Now that you know what causes high triglycerides, you are probably wondering how to go about lowering them. Making healthy lifestyle changes are the main course of action. There are several things you can do:

  • Drop the extra weight – When you lose weight, your body can work towards lowering your triglycerides. It is important to stay motivated and focused because losing as little as 5-10 pounds can make a huge difference in your health.
  • Reduce your calorie intake – Your body transforms extra calories into triglycerides and then into fat, so if you reduce your calorie intake you can help lower your triglyceride levels. Also, limit your intake of foods high in sugar and carbohydrates as they can increase your levels. Another diet change that might help is increasing your fiber intake by eating more fruits, vegetables and whole grains.
  • Choose healthier fats – Lower your saturated fat intake and consume monounsaturated or omega-3 fatty acids instead.
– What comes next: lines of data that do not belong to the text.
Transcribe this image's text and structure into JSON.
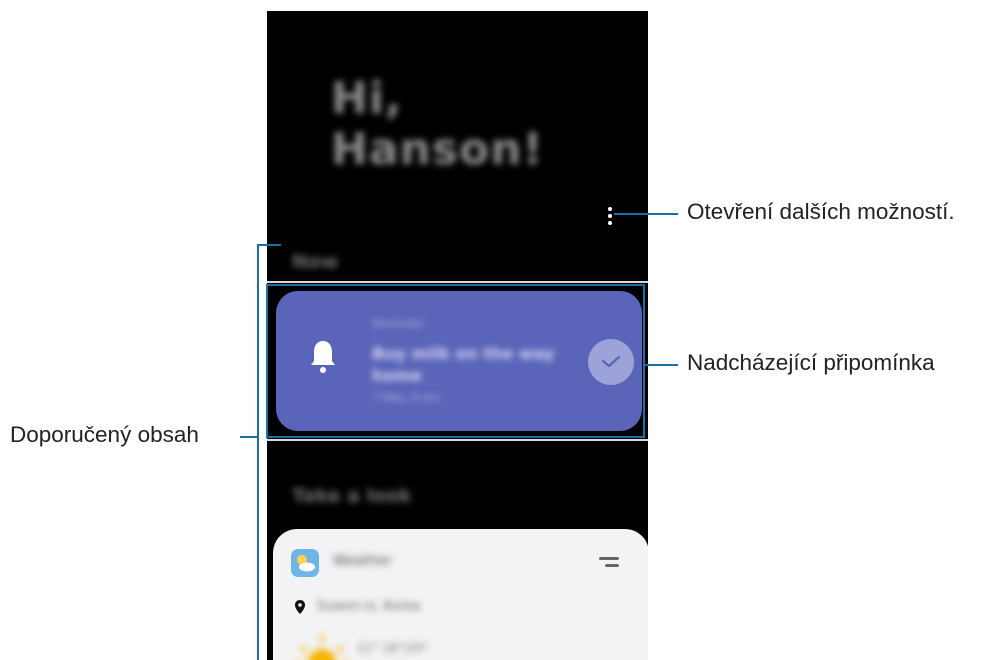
{
  "screen": {
    "greeting": "Hi, Hanson!",
    "sections": {
      "now": "Now",
      "take_a_look": "Take a look"
    },
    "reminder_card": {
      "caption": "Reminder",
      "title": "Buy milk on the way home",
      "time": "7 May, 6 pm",
      "icon": "bell-icon",
      "action_icon": "check-icon",
      "color": "#5a64b8"
    },
    "weather_card": {
      "app_name": "Weather",
      "location": "Suwon-si, Korea",
      "temperature": "21° 18°/24°",
      "icon": "weather-icon"
    },
    "menu_icon": "more-options-icon"
  },
  "callouts": {
    "more_options": "Otevření dalších možností.",
    "upcoming_reminder": "Nadcházející připomínka",
    "recommended_content": "Doporučený obsah",
    "line_color": "#1a6fa6"
  }
}
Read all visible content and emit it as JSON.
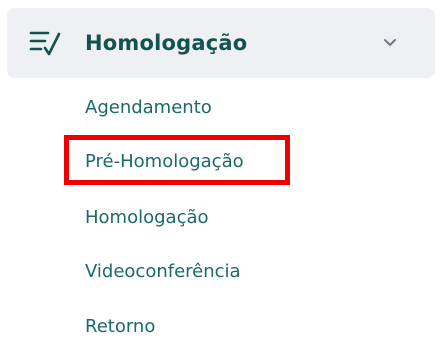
{
  "menu": {
    "group_title": "Homologação",
    "group_icon": "checklist-icon",
    "chevron_icon": "chevron-down-icon",
    "expanded": true,
    "accent_color": "#12534f",
    "item_color": "#1a6a66",
    "header_background": "#eef0f4",
    "highlight_color": "#ee0000",
    "highlighted_item": "Pré-Homologação",
    "items": [
      {
        "label": "Agendamento"
      },
      {
        "label": "Pré-Homologação"
      },
      {
        "label": "Homologação"
      },
      {
        "label": "Videoconferência"
      },
      {
        "label": "Retorno"
      }
    ]
  }
}
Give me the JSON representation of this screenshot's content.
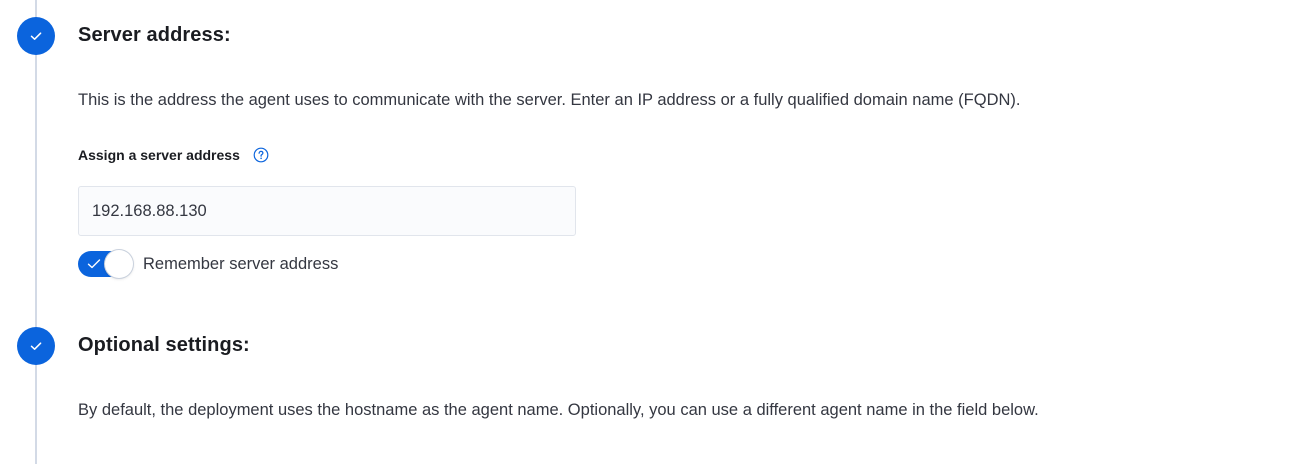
{
  "colors": {
    "accent": "#0b64dd",
    "rail": "#d3dae6"
  },
  "steps": [
    {
      "status_icon": "check-icon",
      "title": "Server address:",
      "description": "This is the address the agent uses to communicate with the server. Enter an IP address or a fully qualified domain name (FQDN)."
    },
    {
      "status_icon": "check-icon",
      "title": "Optional settings:",
      "description": "By default, the deployment uses the hostname as the agent name. Optionally, you can use a different agent name in the field below."
    }
  ],
  "server_field": {
    "label": "Assign a server address",
    "help_icon": "question-circle-icon",
    "value": "192.168.88.130"
  },
  "remember_toggle": {
    "label": "Remember server address",
    "checked": true
  }
}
Choose healthier fats like peanut, olive and canola oils. Eat fish in lieu of red meat, in particular salmon for its high omega-3 fatty acid content.
  • Incorporate an exercise regime in your daily routine – As little as 30 minutes of regular exercise a day can increase your good cholesterol levels and lower your triglycerides. Your exercise routine can be broken into smaller, manageable segments if it is hard for you to carve a straight half an hour out of your day. Try taking a brisk 10-minute walk, then later do sit-ups for 10 minutes and perhaps finish later in the day climbing stairs for another 10. All at once or a little at a time, 30 minutes of exercise will go a long way.
  • Drink little or no alcohol beverages – High in sugar and calories, alcohol is not good for your triglycerides. It only takes a little bit to affect your levels so it is best to limit your intake.

Medications and Supplements

Sometimes changes in lifestyle are not enough to lower your triglyceride levels. If that is the case, your physician may put you on medication or supplements. There are several types that might help:

  • High doses of fish oil supplements containing omega-3 fatty acids
  • Statins like Zocor or Lipitor, which are designed to balance good and bad cholesterol levels
  • Fibrate medications such as Lopid, TriCor or Fenoglide, but should not be taken with statins
  • Niacin or nicotinic acid, but caution should be used because of potential negative interactions with other medications.

Make sure you follow your doctor's orders carefully. Several of the medications and supplements on the market can lower triglycerides.

Note: Even if your doctor prescribes you supplements or medications to thwart what causes high triglycerides, you should still make healthy lifestyle choices and changes as it has been shown that if you do not make healthy lifestyle changes, your chances of stroke or heart attack will not necessarily decrease. Exercise and good diet are your best bet to deterring causes of high triglycerides and achieving faster and better results.